Of course, if I showed more industry and had the maths, I could determine the state of opinion on these matters for myself. Lacking both, might I ask you to expound on this? The question is still pressing; one sees studies using usual significance tests on populations regularly. Thanks for participating here.

Professor Lighcap:

Since I retired from teaching over a decade ago and have not kept up with the literature, I can't really say what the current thinking is regarding population cross-sections and I'm not certain I understand your question. I think your question is "Can an existing population be considered a probability sample of the hypothetical population unbound by time or space?" If that is the question, my position is that a yes answer involves making an additional assumption that cannot be demonstrated to be either true or false, but from the perspective of a social scientist (yes Blalock was a social scientist as was Hagood who raised this justification many, many years ago) I'm not at all convinced that existing populations are samples from the hypothetical unbound by space and time population, to which theories usually apply, for many characteristics of interest.

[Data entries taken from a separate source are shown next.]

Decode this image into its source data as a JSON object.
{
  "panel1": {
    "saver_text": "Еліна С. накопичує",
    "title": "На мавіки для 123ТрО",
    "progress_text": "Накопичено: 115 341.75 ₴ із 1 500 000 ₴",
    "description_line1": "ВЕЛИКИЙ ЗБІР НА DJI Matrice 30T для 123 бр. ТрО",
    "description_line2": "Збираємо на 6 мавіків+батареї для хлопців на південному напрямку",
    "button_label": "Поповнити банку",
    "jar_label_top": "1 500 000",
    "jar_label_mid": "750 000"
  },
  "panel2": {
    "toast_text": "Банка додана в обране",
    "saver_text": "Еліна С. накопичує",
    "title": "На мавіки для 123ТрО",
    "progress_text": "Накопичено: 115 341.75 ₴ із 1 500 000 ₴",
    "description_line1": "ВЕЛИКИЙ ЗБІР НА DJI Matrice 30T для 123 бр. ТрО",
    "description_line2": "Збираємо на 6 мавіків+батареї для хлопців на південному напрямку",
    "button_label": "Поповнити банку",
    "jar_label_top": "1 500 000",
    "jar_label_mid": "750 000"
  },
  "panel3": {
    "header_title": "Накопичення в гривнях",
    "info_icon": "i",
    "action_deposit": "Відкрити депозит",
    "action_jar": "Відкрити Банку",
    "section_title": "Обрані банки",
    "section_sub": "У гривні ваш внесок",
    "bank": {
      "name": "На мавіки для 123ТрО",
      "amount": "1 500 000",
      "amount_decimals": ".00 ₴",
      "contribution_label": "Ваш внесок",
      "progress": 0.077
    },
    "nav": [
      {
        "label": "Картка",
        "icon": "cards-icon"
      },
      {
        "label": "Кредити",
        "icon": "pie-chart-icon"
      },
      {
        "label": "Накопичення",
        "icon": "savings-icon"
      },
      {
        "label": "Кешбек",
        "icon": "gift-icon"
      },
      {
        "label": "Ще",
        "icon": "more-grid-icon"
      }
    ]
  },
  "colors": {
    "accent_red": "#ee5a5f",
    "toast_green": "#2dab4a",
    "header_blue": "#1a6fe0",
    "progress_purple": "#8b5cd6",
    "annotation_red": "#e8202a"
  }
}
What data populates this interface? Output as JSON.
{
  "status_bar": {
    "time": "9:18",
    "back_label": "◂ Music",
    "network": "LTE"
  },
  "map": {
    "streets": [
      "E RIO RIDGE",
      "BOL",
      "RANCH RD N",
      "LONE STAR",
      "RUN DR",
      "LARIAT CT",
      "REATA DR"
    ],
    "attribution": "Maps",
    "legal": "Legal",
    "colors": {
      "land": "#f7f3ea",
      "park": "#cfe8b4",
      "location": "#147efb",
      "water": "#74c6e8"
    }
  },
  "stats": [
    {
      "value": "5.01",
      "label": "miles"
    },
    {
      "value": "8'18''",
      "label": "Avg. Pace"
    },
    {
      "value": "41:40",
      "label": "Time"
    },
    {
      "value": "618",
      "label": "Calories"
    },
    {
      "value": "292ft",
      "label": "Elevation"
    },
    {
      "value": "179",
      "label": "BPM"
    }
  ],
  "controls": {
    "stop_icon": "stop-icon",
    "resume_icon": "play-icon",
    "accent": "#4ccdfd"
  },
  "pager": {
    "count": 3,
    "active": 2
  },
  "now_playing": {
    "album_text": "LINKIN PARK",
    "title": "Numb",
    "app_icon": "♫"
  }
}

As to the non-parametric approach, if the sample isn't a probability sample of the population to which one wishes to make inferences, one simply cannot use mathematical techniques to make the sample a probability sample, making the use of probability theory (statistical inference) questionable at best.

Posted by: Tracy Lightcap | 29 January 2007 at 08:38 PM